by Kevin Allman
President Obama will meet today at the White House with the families of the 11 men killed aboard the Deepwater Horizon, while Secretary of Labor Hilda Solis comes to the Gulf Coast to hear the worries of coastal residents.
The market is bearish on BP. The company's stock has lost about half its value since the explosion and oil gusher, indicating investors are chary of possible U.S. government sanctions. Said BP in a statement:
"BP notes the fall in its share price in U.S. trading last night. The company is not aware of any reason which justifies this share price movement."
They lie, and they lie, and they lie:

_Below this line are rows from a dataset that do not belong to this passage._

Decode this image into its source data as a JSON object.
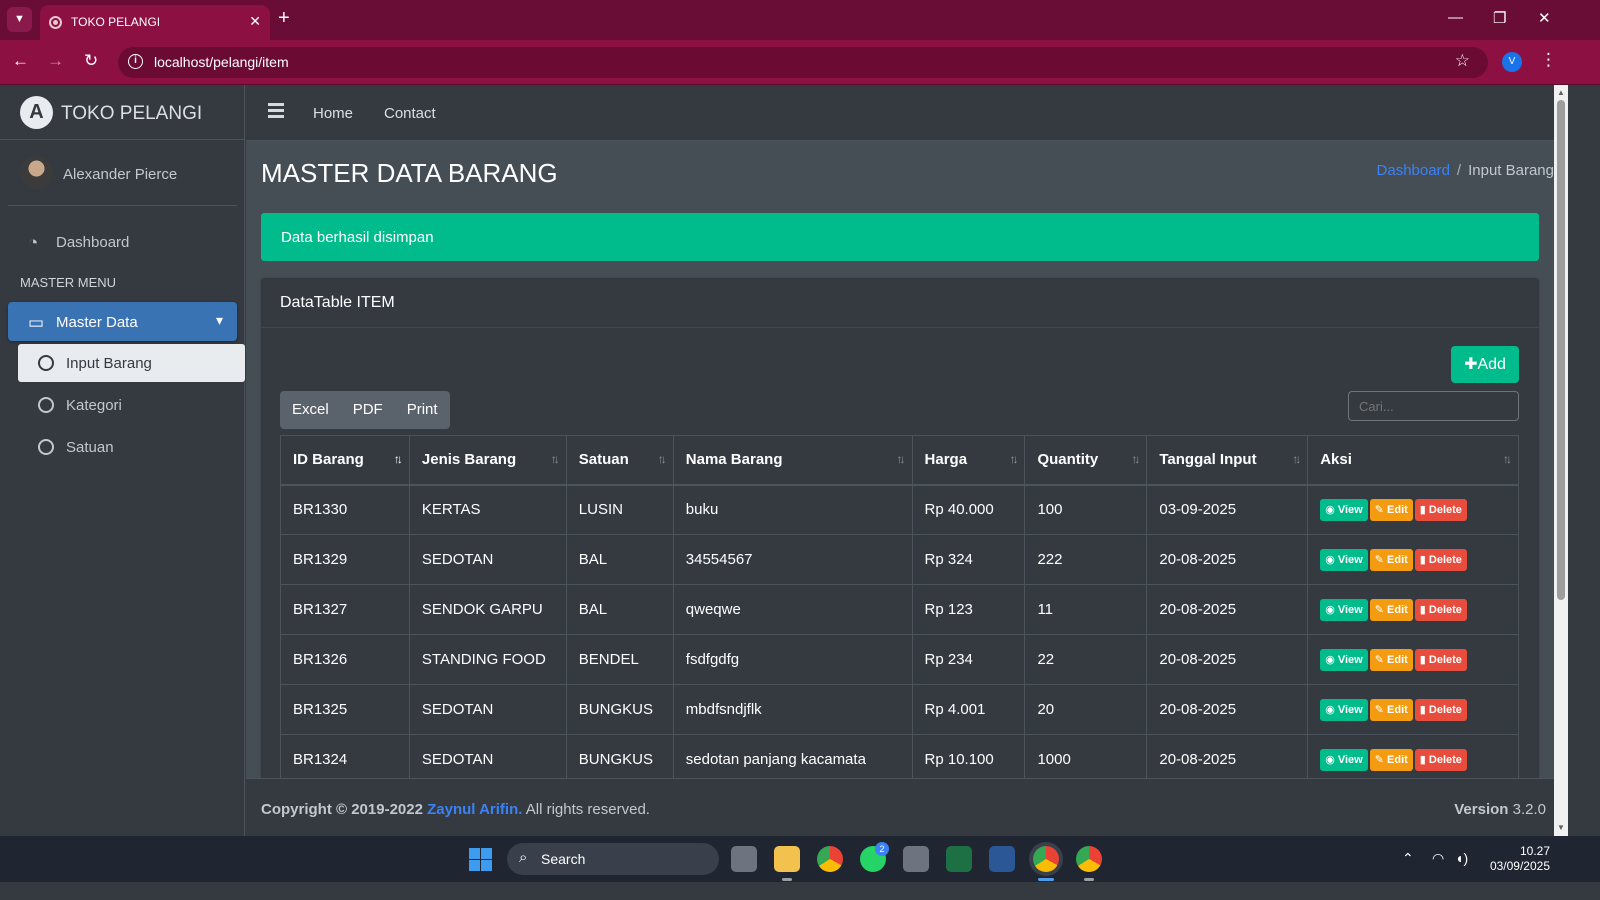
{
  "browser": {
    "tab_title": "TOKO PELANGI",
    "url": "localhost/pelangi/item",
    "profile_initial": "V"
  },
  "sidebar": {
    "brand": "TOKO PELANGI",
    "user": "Alexander Pierce",
    "dashboard": "Dashboard",
    "header": "MASTER MENU",
    "master_data": "Master Data",
    "sub_items": [
      "Input Barang",
      "Kategori",
      "Satuan"
    ]
  },
  "topnav": {
    "home": "Home",
    "contact": "Contact"
  },
  "page": {
    "title": "MASTER DATA BARANG",
    "breadcrumb_link": "Dashboard",
    "breadcrumb_current": "Input Barang",
    "alert": "Data berhasil disimpan"
  },
  "card": {
    "title": "DataTable ITEM",
    "add_label": "Add",
    "buttons": [
      "Excel",
      "PDF",
      "Print"
    ],
    "search_placeholder": "Cari..."
  },
  "table": {
    "columns": [
      "ID Barang",
      "Jenis Barang",
      "Satuan",
      "Nama Barang",
      "Harga",
      "Quantity",
      "Tanggal Input",
      "Aksi"
    ],
    "rows": [
      [
        "BR1330",
        "KERTAS",
        "LUSIN",
        "buku",
        "Rp 40.000",
        "100",
        "03-09-2025"
      ],
      [
        "BR1329",
        "SEDOTAN",
        "BAL",
        "34554567",
        "Rp 324",
        "222",
        "20-08-2025"
      ],
      [
        "BR1327",
        "SENDOK GARPU",
        "BAL",
        "qweqwe",
        "Rp 123",
        "11",
        "20-08-2025"
      ],
      [
        "BR1326",
        "STANDING FOOD",
        "BENDEL",
        "fsdfgdfg",
        "Rp 234",
        "22",
        "20-08-2025"
      ],
      [
        "BR1325",
        "SEDOTAN",
        "BUNGKUS",
        "mbdfsndjflk",
        "Rp 4.001",
        "20",
        "20-08-2025"
      ],
      [
        "BR1324",
        "SEDOTAN",
        "BUNGKUS",
        "sedotan panjang kacamata",
        "Rp 10.100",
        "1000",
        "20-08-2025"
      ]
    ],
    "actions": {
      "view": "View",
      "edit": "Edit",
      "delete": "Delete"
    }
  },
  "footer": {
    "copyright": "Copyright © 2019-2022",
    "author": "Zaynul Arifin.",
    "rights": "All rights reserved.",
    "version_label": "Version",
    "version": "3.2.0"
  },
  "taskbar": {
    "search": "Search",
    "whatsapp_badge": "2",
    "time": "10.27",
    "date": "03/09/2025"
  },
  "colors": {
    "accent_green": "#00bc8c",
    "accent_blue": "#3a73b4",
    "warning": "#f39c12",
    "danger": "#e74c3c",
    "browser_frame": "#8d1042"
  },
  "icons": [
    "chevron-down-icon",
    "close-icon",
    "plus-icon",
    "back-icon",
    "forward-icon",
    "reload-icon",
    "info-icon",
    "star-icon",
    "kebab-icon",
    "dashboard-icon",
    "store-icon",
    "circle-icon",
    "hamburger-icon",
    "eye-icon",
    "edit-icon",
    "trash-icon",
    "sort-icon",
    "search-icon",
    "wifi-icon",
    "volume-icon"
  ]
}
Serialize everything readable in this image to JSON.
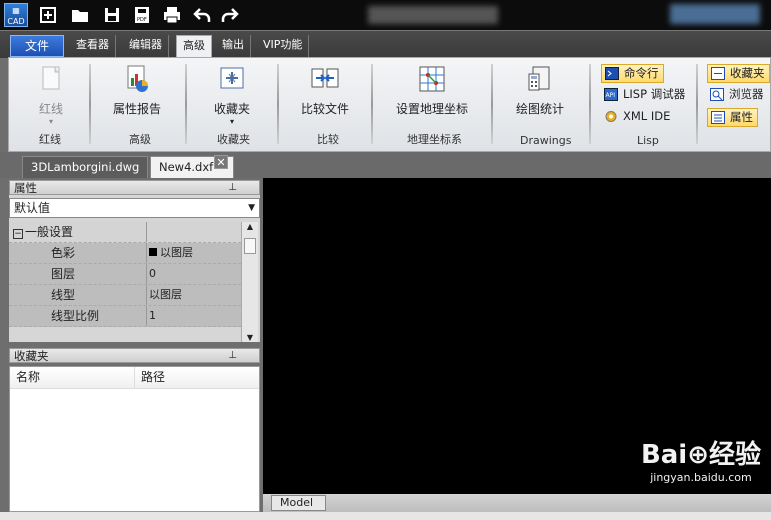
{
  "titlebar": {
    "logo_text": "CAD",
    "quick_actions": [
      "new-icon",
      "open-icon",
      "save-icon",
      "save-pdf-icon",
      "print-icon",
      "undo-icon",
      "redo-icon"
    ]
  },
  "tabs": {
    "file": "文件",
    "items": [
      "查看器",
      "编辑器",
      "高级",
      "输出",
      "VIP功能"
    ],
    "active": "高级"
  },
  "ribbon": {
    "groups": [
      {
        "label": "红线",
        "button": "红线"
      },
      {
        "label": "高级",
        "button": "属性报告"
      },
      {
        "label": "收藏夹",
        "button": "收藏夹"
      },
      {
        "label": "比较",
        "button": "比较文件"
      },
      {
        "label": "地理坐标系",
        "button": "设置地理坐标"
      },
      {
        "label": "Drawings",
        "button": "绘图统计"
      },
      {
        "label": "Lisp",
        "small_buttons": [
          "命令行",
          "LISP 调试器",
          "XML IDE"
        ]
      },
      {
        "label": "",
        "small_buttons": [
          "收藏夹",
          "浏览器",
          "属性"
        ]
      }
    ]
  },
  "doc_tabs": [
    "3DLamborgini.dwg",
    "New4.dxf"
  ],
  "doc_close_glyph": "✕",
  "properties_panel": {
    "title": "属性",
    "dropdown_value": "默认值",
    "category": "一般设置",
    "rows": [
      {
        "key": "色彩",
        "value": "以图层"
      },
      {
        "key": "图层",
        "value": "0"
      },
      {
        "key": "线型",
        "value": "以图层"
      },
      {
        "key": "线型比例",
        "value": "1"
      }
    ]
  },
  "favorites_panel": {
    "title": "收藏夹",
    "columns": [
      "名称",
      "路径"
    ]
  },
  "model_tab": "Model",
  "watermark": {
    "line1": "Bai⊕经验",
    "line2": "jingyan.baidu.com"
  },
  "colors": {
    "accent": "#1d4fb3",
    "highlight": "#ffd96a",
    "canvas": "#000000"
  }
}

Scuba divers showed U.S. legislators video of the spill which they shot while 20 meters under the sea and 64 kilometers off the U.S. Gulf coast. The oil is so thick below this depth that it blocks out almost all light. "Something I've never seen in diving, in my whole life out here," said diver Al Walker.
Fellow diver Scott Porter says the substance feels like a mixture of clay and wax. He had to scrape it off his hands. Soap had no effect. "I don't know of anything that would be able to live through that," Porter said.
Yet on Wednesday, BP continued to deny any large amount of oil under the surface. "No one has yet found any concentrations that measured higher than the parts per million," said BP's Doug Suttles.
And we're supposed to trust them when they say they're going to make it right, no matter what it takes?
It's statements like that which have earned BP its own version of the Twitter fail whale:
Image by @enderFP
Oh, and BP's disaster response plans are being raked over the coals, from dead consultants to concerns about nonexistent walruses.
Rolling Stone has an extensive article on the disaster and the Obama administration's response.
Robyn Bresnehan of the BBC files some audio interviews from affected Louisianans. Incredibly sad.
You can play all the Wolf Blitzer-ish "on one hand/on the other hand" false equivalency journalistic games you want, but it's clear BP has control over media access to land the company does not own. And that control extends to U.S. senators:
Last week, Senator Bill Nelson, Democrat of Florida, tried to bring a small group of journalists with him on a trip he was taking through the gulf on a Coast Guard vessel. Mr. Nelsons office said the Coast Guard agreed to accommodate the reporters and camera operators. But at about 10 p.m. on the evening before the trip, someone from the Department of Homeland Securitys legislative affairs office called the senators office to tell them that no journalists would be allowed. They said it was the Department of Homeland Securitys response-wide policy not to allow elected officials and media on the same federal asset, said Bryan Gulley, a spokesman for the senator. No further elaboration was given, Mr. Gulley added.
In a separate incident last week, a reporter and photographer from The Daily News of New York were told by a BP contractor they could not access a public beach on Grand Isle, La., one of the areas most heavily affected by the oil spill. The contractor summoned a local sheriff, who then told the reporter, Matthew Lysiak, that news media had to fill out paperwork and then be escorted by a BP official to get access to the beach. BP did not respond to requests for comment about the incident.
An organization called Hands Across the Sand plans to protest BP by forming a human chain on American beaches June 26. (But will members have to be "escorted by BP officials"?)
Finally: that statement up top from BP that the oil below the surface of the Gulf is just "parts per million"? If you want to see just how many parts, it's the AP, not BP, that brings the news. Check out this video of SCUBA diver Al Parker and AP photographer Rich Matthews below the surface of the water, in a place where there were no BP flacks to shoo them away: